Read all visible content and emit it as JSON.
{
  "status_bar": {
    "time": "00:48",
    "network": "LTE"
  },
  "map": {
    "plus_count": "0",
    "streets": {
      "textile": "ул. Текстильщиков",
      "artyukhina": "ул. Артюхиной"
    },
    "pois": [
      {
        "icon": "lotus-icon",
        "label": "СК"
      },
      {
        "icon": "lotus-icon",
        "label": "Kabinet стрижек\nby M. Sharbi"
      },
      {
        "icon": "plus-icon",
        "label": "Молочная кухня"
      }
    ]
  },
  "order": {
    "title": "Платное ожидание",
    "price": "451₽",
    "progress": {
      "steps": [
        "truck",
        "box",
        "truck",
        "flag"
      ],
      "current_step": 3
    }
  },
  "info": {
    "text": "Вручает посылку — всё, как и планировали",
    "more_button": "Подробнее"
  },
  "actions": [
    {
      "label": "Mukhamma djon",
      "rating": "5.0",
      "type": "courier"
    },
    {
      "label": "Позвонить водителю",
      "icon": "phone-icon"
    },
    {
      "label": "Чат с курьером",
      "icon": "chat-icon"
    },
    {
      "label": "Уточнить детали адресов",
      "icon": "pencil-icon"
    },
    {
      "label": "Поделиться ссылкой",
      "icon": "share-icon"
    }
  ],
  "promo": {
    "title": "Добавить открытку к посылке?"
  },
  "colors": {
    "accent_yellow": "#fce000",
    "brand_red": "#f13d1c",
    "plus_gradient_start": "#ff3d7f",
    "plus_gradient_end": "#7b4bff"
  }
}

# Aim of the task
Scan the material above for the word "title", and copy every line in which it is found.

# Response
    "title": "Платное ожидание",
    "title": "Добавить открытку к посылке?"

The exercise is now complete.